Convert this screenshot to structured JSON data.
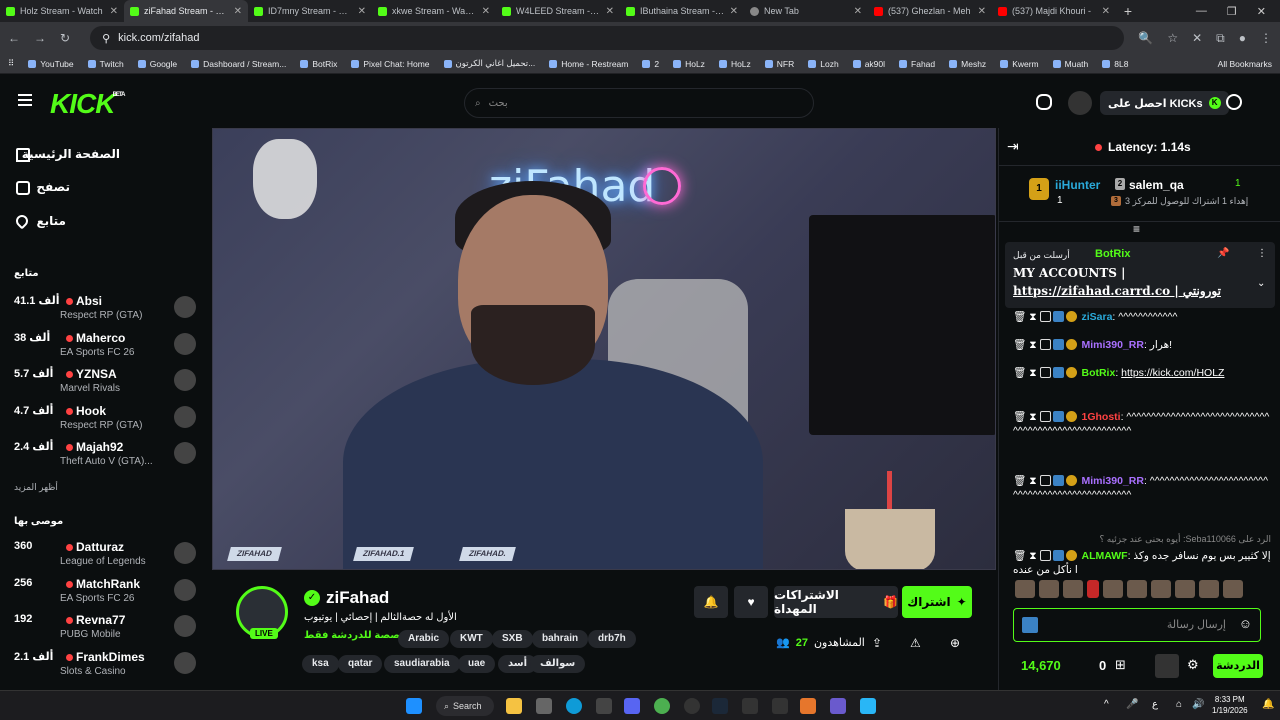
{
  "browser": {
    "tabs": [
      {
        "title": "Holz Stream - Watch",
        "active": false,
        "icon": "kick"
      },
      {
        "title": "ziFahad Stream - Wat",
        "active": true,
        "icon": "kick"
      },
      {
        "title": "ID7mny Stream - Wat",
        "active": false,
        "icon": "kick"
      },
      {
        "title": "xkwe Stream - Watch",
        "active": false,
        "icon": "kick"
      },
      {
        "title": "W4LEED Stream - Wa",
        "active": false,
        "icon": "kick"
      },
      {
        "title": "IButhaina Stream - W",
        "active": false,
        "icon": "kick"
      },
      {
        "title": "New Tab",
        "active": false,
        "icon": "chrome"
      },
      {
        "title": "(537) Ghezlan - Meh",
        "active": false,
        "icon": "youtube"
      },
      {
        "title": "(537) Majdi Khouri -",
        "active": false,
        "icon": "youtube"
      }
    ],
    "new_tab_label": "+",
    "url": "kick.com/zifahad",
    "bookmarks": [
      "YouTube",
      "Twitch",
      "Google",
      "Dashboard / Stream...",
      "BotRix",
      "Pixel Chat: Home",
      "تحميل اغاني الكرتون...",
      "Home - Restream",
      "2",
      "HoLz",
      "HoLz",
      "NFR",
      "Lozh",
      "ak90l",
      "Fahad",
      "Meshz",
      "Kwerm",
      "Muath",
      "8L8"
    ],
    "all_bookmarks": "All Bookmarks"
  },
  "header": {
    "logo": "KICK",
    "logo_badge": "BETA",
    "search_placeholder": "بحث",
    "get_kicks": "احصل على KICKs"
  },
  "sidebar": {
    "nav": [
      {
        "label": "الصفحة الرئيسية",
        "icon": "home-icon"
      },
      {
        "label": "تصفح",
        "icon": "browse-icon"
      },
      {
        "label": "متابع",
        "icon": "heart-icon"
      }
    ],
    "following_title": "متابع",
    "following": [
      {
        "count": "41.1 ألف",
        "name": "Absi",
        "game": "Respect RP (GTA)"
      },
      {
        "count": "38 ألف",
        "name": "Maherco",
        "game": "EA Sports FC 26"
      },
      {
        "count": "5.7 ألف",
        "name": "YZNSA",
        "game": "Marvel Rivals"
      },
      {
        "count": "4.7 ألف",
        "name": "Hook",
        "game": "Respect RP (GTA)"
      },
      {
        "count": "2.4 ألف",
        "name": "Majah92",
        "game": "Theft Auto V (GTA)..."
      }
    ],
    "show_more": "أظهر المزيد",
    "recommended_title": "موصى بها",
    "recommended": [
      {
        "count": "360",
        "name": "Datturaz",
        "game": "League of Legends"
      },
      {
        "count": "256",
        "name": "MatchRank",
        "game": "EA Sports FC 26"
      },
      {
        "count": "192",
        "name": "Revna77",
        "game": "PUBG Mobile"
      },
      {
        "count": "2.1 ألف",
        "name": "FrankDimes",
        "game": "Slots & Casino"
      }
    ]
  },
  "video": {
    "neon_text": "ziFahad",
    "watermarks": [
      "ZIFAHAD",
      "ZIFAHAD.1",
      "ZIFAHAD."
    ]
  },
  "channel": {
    "name": "ziFahad",
    "live": "LIVE",
    "title": "الأول له حصةالثالم | إحصائي | يوتيوب",
    "category": "مخصصة للدردشة فقط",
    "tags": [
      "Arabic",
      "KWT",
      "SXB",
      "bahrain",
      "drb7h",
      "ksa",
      "qatar",
      "saudiarabia",
      "uae",
      "أسد",
      "سوالف"
    ],
    "subscribe": "اشتراك",
    "gift_subs": "الاشتراكات المهداة",
    "viewers_label": "المشاهدون",
    "viewers": "27"
  },
  "chat": {
    "latency": "Latency: 1.14s",
    "gifters": [
      {
        "name": "iiHunter",
        "count": "1",
        "rank": "1"
      },
      {
        "name": "salem_qa",
        "count": "1",
        "rank": "2"
      }
    ],
    "gift_hint": "إهداء 1 اشتراك للوصول للمركز 3",
    "gift_hint_rank": "3",
    "pinned": {
      "sent_by": "أرسلت من قبل",
      "user": "BotRix",
      "line1": "MY ACCOUNTS |",
      "line2": "https://zifahad.carrd.co | تورونتي"
    },
    "messages": [
      {
        "user": "ziSara",
        "text": "^^^^^^^^^^^^",
        "color": "#2aa9d9"
      },
      {
        "user": "Mimi390_RR",
        "text": "هرار!",
        "color": "#a970ff"
      },
      {
        "user": "BotRix",
        "text": "https://kick.com/HOLZ",
        "color": "#53fc18"
      },
      {
        "user": "1Ghosti",
        "text": "^^^^^^^^^^^^^^^^^^^^^^^^^^^^^^^^^^^^^^^^^^^^^^^^^^^^^",
        "color": "#ff4242"
      },
      {
        "user": "Mimi390_RR",
        "text": "^^^^^^^^^^^^^^^^^^^^^^^^^^^^^^^^^^^^^^^^^^^^^^^^",
        "color": "#a970ff"
      },
      {
        "user": "ALMAWF",
        "text": "إلا كثيير بس يوم نسافر جده وكذا نأكل من عنده",
        "color": "#53fc18",
        "reply": "الرد على Seba110066: أيوه بحنى عند جزئيه ؟"
      }
    ],
    "input_placeholder": "إرسال رسالة",
    "points": "14,670",
    "gift_count": "0",
    "send": "الدردشة"
  },
  "taskbar": {
    "search": "Search",
    "time": "8:33 PM",
    "date": "1/19/2026",
    "lang": "ع"
  }
}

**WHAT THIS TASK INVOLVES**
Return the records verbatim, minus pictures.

**RESPONSE**
Convert this screenshot to structured JSON data.
{
  "browser": {
    "tabs": [
      {
        "title": "Holz Stream - Watch",
        "active": false,
        "icon": "kick"
      },
      {
        "title": "ziFahad Stream - Wat",
        "active": true,
        "icon": "kick"
      },
      {
        "title": "ID7mny Stream - Wat",
        "active": false,
        "icon": "kick"
      },
      {
        "title": "xkwe Stream - Watch",
        "active": false,
        "icon": "kick"
      },
      {
        "title": "W4LEED Stream - Wa",
        "active": false,
        "icon": "kick"
      },
      {
        "title": "IButhaina Stream - W",
        "active": false,
        "icon": "kick"
      },
      {
        "title": "New Tab",
        "active": false,
        "icon": "chrome"
      },
      {
        "title": "(537) Ghezlan - Meh",
        "active": false,
        "icon": "youtube"
      },
      {
        "title": "(537) Majdi Khouri -",
        "active": false,
        "icon": "youtube"
      }
    ],
    "new_tab_label": "+",
    "url": "kick.com/zifahad",
    "bookmarks": [
      "YouTube",
      "Twitch",
      "Google",
      "Dashboard / Stream...",
      "BotRix",
      "Pixel Chat: Home",
      "تحميل اغاني الكرتون...",
      "Home - Restream",
      "2",
      "HoLz",
      "HoLz",
      "NFR",
      "Lozh",
      "ak90l",
      "Fahad",
      "Meshz",
      "Kwerm",
      "Muath",
      "8L8"
    ],
    "all_bookmarks": "All Bookmarks"
  },
  "header": {
    "logo": "KICK",
    "logo_badge": "BETA",
    "search_placeholder": "بحث",
    "get_kicks": "احصل على KICKs"
  },
  "sidebar": {
    "nav": [
      {
        "label": "الصفحة الرئيسية",
        "icon": "home-icon"
      },
      {
        "label": "تصفح",
        "icon": "browse-icon"
      },
      {
        "label": "متابع",
        "icon": "heart-icon"
      }
    ],
    "following_title": "متابع",
    "following": [
      {
        "count": "41.1 ألف",
        "name": "Absi",
        "game": "Respect RP (GTA)"
      },
      {
        "count": "38 ألف",
        "name": "Maherco",
        "game": "EA Sports FC 26"
      },
      {
        "count": "5.7 ألف",
        "name": "YZNSA",
        "game": "Marvel Rivals"
      },
      {
        "count": "4.7 ألف",
        "name": "Hook",
        "game": "Respect RP (GTA)"
      },
      {
        "count": "2.4 ألف",
        "name": "Majah92",
        "game": "Theft Auto V (GTA)..."
      }
    ],
    "show_more": "أظهر المزيد",
    "recommended_title": "موصى بها",
    "recommended": [
      {
        "count": "360",
        "name": "Datturaz",
        "game": "League of Legends"
      },
      {
        "count": "256",
        "name": "MatchRank",
        "game": "EA Sports FC 26"
      },
      {
        "count": "192",
        "name": "Revna77",
        "game": "PUBG Mobile"
      },
      {
        "count": "2.1 ألف",
        "name": "FrankDimes",
        "game": "Slots & Casino"
      }
    ]
  },
  "video": {
    "neon_text": "ziFahad",
    "watermarks": [
      "ZIFAHAD",
      "ZIFAHAD.1",
      "ZIFAHAD."
    ]
  },
  "channel": {
    "name": "ziFahad",
    "live": "LIVE",
    "title": "الأول له حصةالثالم | إحصائي | يوتيوب",
    "category": "مخصصة للدردشة فقط",
    "tags": [
      "Arabic",
      "KWT",
      "SXB",
      "bahrain",
      "drb7h",
      "ksa",
      "qatar",
      "saudiarabia",
      "uae",
      "أسد",
      "سوالف"
    ],
    "subscribe": "اشتراك",
    "gift_subs": "الاشتراكات المهداة",
    "viewers_label": "المشاهدون",
    "viewers": "27"
  },
  "chat": {
    "latency": "Latency: 1.14s",
    "gifters": [
      {
        "name": "iiHunter",
        "count": "1",
        "rank": "1"
      },
      {
        "name": "salem_qa",
        "count": "1",
        "rank": "2"
      }
    ],
    "gift_hint": "إهداء 1 اشتراك للوصول للمركز 3",
    "gift_hint_rank": "3",
    "pinned": {
      "sent_by": "أرسلت من قبل",
      "user": "BotRix",
      "line1": "MY ACCOUNTS |",
      "line2": "https://zifahad.carrd.co | تورونتي"
    },
    "messages": [
      {
        "user": "ziSara",
        "text": "^^^^^^^^^^^^",
        "color": "#2aa9d9"
      },
      {
        "user": "Mimi390_RR",
        "text": "هرار!",
        "color": "#a970ff"
      },
      {
        "user": "BotRix",
        "text": "https://kick.com/HOLZ",
        "color": "#53fc18"
      },
      {
        "user": "1Ghosti",
        "text": "^^^^^^^^^^^^^^^^^^^^^^^^^^^^^^^^^^^^^^^^^^^^^^^^^^^^^",
        "color": "#ff4242"
      },
      {
        "user": "Mimi390_RR",
        "text": "^^^^^^^^^^^^^^^^^^^^^^^^^^^^^^^^^^^^^^^^^^^^^^^^",
        "color": "#a970ff"
      },
      {
        "user": "ALMAWF",
        "text": "إلا كثيير بس يوم نسافر جده وكذا نأكل من عنده",
        "color": "#53fc18",
        "reply": "الرد على Seba110066: أيوه بحنى عند جزئيه ؟"
      }
    ],
    "input_placeholder": "إرسال رسالة",
    "points": "14,670",
    "gift_count": "0",
    "send": "الدردشة"
  },
  "taskbar": {
    "search": "Search",
    "time": "8:33 PM",
    "date": "1/19/2026",
    "lang": "ع"
  }
}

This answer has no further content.